• **PROBLEM DESCRIPTION**
Return exactly those lines of the material that fall between the line with "Output a JSON" and the final line, both included.

• **DATA LISTING**
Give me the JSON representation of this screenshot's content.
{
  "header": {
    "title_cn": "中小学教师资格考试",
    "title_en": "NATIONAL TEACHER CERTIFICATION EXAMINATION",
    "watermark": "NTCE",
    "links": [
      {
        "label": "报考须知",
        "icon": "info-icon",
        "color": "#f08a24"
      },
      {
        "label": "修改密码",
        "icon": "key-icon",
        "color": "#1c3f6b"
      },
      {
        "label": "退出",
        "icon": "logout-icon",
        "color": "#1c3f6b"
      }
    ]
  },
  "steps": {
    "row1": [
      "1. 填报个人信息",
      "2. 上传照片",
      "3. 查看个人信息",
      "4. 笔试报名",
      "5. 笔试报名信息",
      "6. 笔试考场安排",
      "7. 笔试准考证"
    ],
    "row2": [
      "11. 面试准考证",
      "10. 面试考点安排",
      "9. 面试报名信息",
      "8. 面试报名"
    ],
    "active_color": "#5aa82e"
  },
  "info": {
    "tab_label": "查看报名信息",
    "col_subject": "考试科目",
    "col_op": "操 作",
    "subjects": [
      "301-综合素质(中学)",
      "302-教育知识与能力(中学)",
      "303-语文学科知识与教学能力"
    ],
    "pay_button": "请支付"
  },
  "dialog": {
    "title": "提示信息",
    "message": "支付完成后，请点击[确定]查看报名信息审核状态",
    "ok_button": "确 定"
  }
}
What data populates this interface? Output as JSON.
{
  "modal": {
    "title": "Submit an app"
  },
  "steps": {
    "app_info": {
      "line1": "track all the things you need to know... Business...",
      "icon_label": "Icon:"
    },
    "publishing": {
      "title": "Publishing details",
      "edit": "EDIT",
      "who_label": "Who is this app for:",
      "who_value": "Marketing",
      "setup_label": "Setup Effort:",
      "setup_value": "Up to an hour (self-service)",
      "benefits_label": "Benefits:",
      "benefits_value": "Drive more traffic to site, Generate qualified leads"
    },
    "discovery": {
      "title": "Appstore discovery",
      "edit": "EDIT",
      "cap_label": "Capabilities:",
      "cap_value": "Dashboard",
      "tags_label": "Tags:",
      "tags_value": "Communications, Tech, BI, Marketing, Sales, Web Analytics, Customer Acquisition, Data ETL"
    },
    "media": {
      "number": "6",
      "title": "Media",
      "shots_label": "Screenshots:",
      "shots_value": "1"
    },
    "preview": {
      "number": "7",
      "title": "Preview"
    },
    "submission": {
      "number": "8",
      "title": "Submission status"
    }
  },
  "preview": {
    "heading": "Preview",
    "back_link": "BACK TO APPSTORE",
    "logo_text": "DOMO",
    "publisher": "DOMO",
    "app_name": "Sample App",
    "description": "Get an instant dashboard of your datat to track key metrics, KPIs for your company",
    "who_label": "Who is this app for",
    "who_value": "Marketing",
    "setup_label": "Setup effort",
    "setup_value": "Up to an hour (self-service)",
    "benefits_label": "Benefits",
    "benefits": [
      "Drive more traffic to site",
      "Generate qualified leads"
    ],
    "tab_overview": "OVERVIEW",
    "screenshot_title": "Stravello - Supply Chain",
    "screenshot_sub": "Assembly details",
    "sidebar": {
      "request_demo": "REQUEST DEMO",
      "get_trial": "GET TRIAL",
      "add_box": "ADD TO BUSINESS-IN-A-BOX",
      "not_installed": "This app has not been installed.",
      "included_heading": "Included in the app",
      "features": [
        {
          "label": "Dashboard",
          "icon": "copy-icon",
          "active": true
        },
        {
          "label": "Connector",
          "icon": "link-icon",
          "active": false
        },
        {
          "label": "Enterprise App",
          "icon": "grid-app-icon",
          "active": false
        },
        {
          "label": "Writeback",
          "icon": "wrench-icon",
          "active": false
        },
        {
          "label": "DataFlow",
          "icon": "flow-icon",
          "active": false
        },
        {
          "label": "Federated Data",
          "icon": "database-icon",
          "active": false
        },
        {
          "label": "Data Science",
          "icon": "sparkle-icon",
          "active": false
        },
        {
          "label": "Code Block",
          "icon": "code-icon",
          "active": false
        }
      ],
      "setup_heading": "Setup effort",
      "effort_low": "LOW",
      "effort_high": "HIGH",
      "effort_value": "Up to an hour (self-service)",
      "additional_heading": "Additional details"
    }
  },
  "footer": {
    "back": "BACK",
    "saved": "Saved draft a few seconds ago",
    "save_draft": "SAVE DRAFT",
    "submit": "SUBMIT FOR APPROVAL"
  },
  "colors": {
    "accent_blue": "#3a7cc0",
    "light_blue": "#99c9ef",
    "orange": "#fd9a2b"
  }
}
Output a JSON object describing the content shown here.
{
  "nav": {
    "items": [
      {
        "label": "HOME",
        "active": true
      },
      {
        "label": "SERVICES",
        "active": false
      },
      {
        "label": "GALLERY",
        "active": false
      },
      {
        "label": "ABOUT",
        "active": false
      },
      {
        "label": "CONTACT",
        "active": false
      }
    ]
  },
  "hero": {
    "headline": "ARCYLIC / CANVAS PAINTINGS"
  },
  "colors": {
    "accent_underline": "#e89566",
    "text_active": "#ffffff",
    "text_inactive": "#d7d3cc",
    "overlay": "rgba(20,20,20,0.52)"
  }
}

• **SOLUTION**
Output a JSON object describing the content shown here.
{
  "nav": {
    "items": [
      {
        "label": "HOME",
        "active": true
      },
      {
        "label": "SERVICES",
        "active": false
      },
      {
        "label": "GALLERY",
        "active": false
      },
      {
        "label": "ABOUT",
        "active": false
      },
      {
        "label": "CONTACT",
        "active": false
      }
    ]
  },
  "hero": {
    "headline": "ARCYLIC / CANVAS PAINTINGS"
  },
  "colors": {
    "accent_underline": "#e89566",
    "text_active": "#ffffff",
    "text_inactive": "#d7d3cc",
    "overlay": "rgba(20,20,20,0.52)"
  }
}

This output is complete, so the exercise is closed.